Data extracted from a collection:
>>>
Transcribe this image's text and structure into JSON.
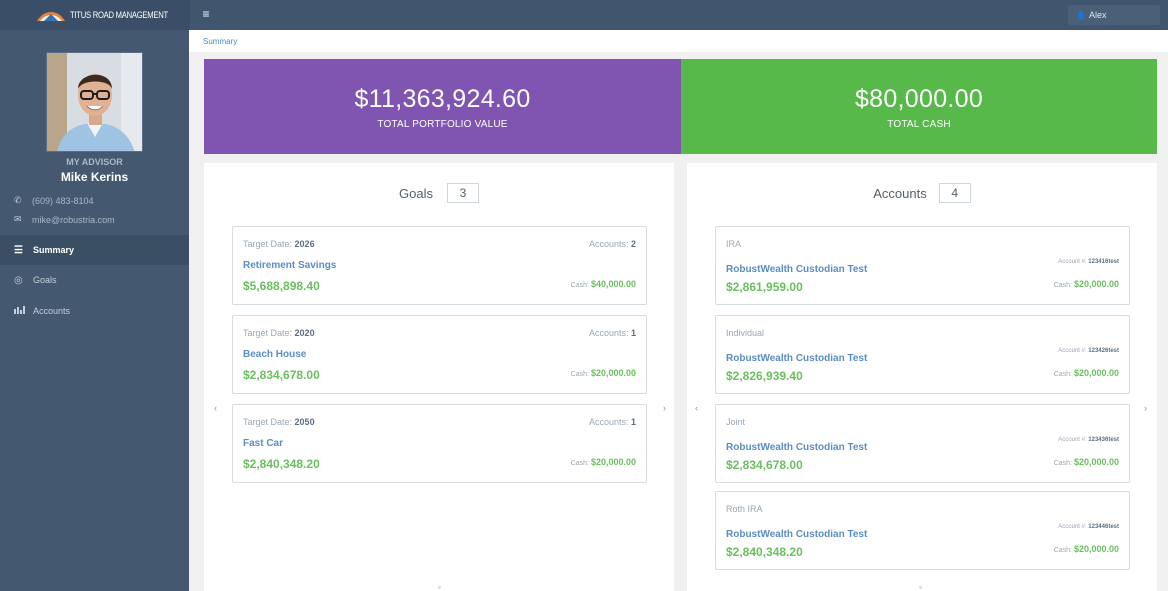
{
  "topbar": {
    "brand": "TITUS ROAD MANAGEMENT",
    "menu_icon": "hamburger-icon",
    "user": "Alex",
    "user_icon": "user-icon"
  },
  "sidebar": {
    "advisor_label": "MY ADVISOR",
    "advisor_name": "Mike Kerins",
    "phone": "(609) 483-8104",
    "email": "mike@robustria.com",
    "nav": [
      {
        "label": "Summary",
        "icon": "list-icon",
        "active": true
      },
      {
        "label": "Goals",
        "icon": "target-icon",
        "active": false
      },
      {
        "label": "Accounts",
        "icon": "bar-chart-icon",
        "active": false
      }
    ]
  },
  "breadcrumb": "Summary",
  "banners": {
    "portfolio": {
      "amount": "$11,363,924.60",
      "label": "TOTAL PORTFOLIO VALUE"
    },
    "cash": {
      "amount": "$80,000.00",
      "label": "TOTAL CASH"
    }
  },
  "goals": {
    "title": "Goals",
    "count": "3",
    "items": [
      {
        "target_label": "Target Date:",
        "target_date": "2026",
        "accounts_label": "Accounts:",
        "accounts": "2",
        "name": "Retirement Savings",
        "value": "$5,688,898.40",
        "cash_label": "Cash:",
        "cash": "$40,000.00"
      },
      {
        "target_label": "Target Date:",
        "target_date": "2020",
        "accounts_label": "Accounts:",
        "accounts": "1",
        "name": "Beach House",
        "value": "$2,834,678.00",
        "cash_label": "Cash:",
        "cash": "$20,000.00"
      },
      {
        "target_label": "Target Date:",
        "target_date": "2050",
        "accounts_label": "Accounts:",
        "accounts": "1",
        "name": "Fast Car",
        "value": "$2,840,348.20",
        "cash_label": "Cash:",
        "cash": "$20,000.00"
      }
    ]
  },
  "accounts": {
    "title": "Accounts",
    "count": "4",
    "items": [
      {
        "type": "IRA",
        "acct_label": "Account #:",
        "acct_num": "123416test",
        "name": "RobustWealth Custodian Test",
        "value": "$2,861,959.00",
        "cash_label": "Cash:",
        "cash": "$20,000.00"
      },
      {
        "type": "Individual",
        "acct_label": "Account #:",
        "acct_num": "123426test",
        "name": "RobustWealth Custodian Test",
        "value": "$2,826,939.40",
        "cash_label": "Cash:",
        "cash": "$20,000.00"
      },
      {
        "type": "Joint",
        "acct_label": "Account #:",
        "acct_num": "123436test",
        "name": "RobustWealth Custodian Test",
        "value": "$2,834,678.00",
        "cash_label": "Cash:",
        "cash": "$20,000.00"
      },
      {
        "type": "Roth IRA",
        "acct_label": "Account #:",
        "acct_num": "123446test",
        "name": "RobustWealth Custodian Test",
        "value": "$2,840,348.20",
        "cash_label": "Cash:",
        "cash": "$20,000.00"
      }
    ]
  },
  "colors": {
    "portfolio_banner": "#7f55b1",
    "cash_banner": "#57b94a",
    "sidebar": "#44586f",
    "link": "#5b8dc4",
    "money": "#6abf5e"
  }
}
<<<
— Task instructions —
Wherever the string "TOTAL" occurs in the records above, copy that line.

— Answer to the problem —
      "label": "TOTAL PORTFOLIO VALUE"
      "label": "TOTAL CASH"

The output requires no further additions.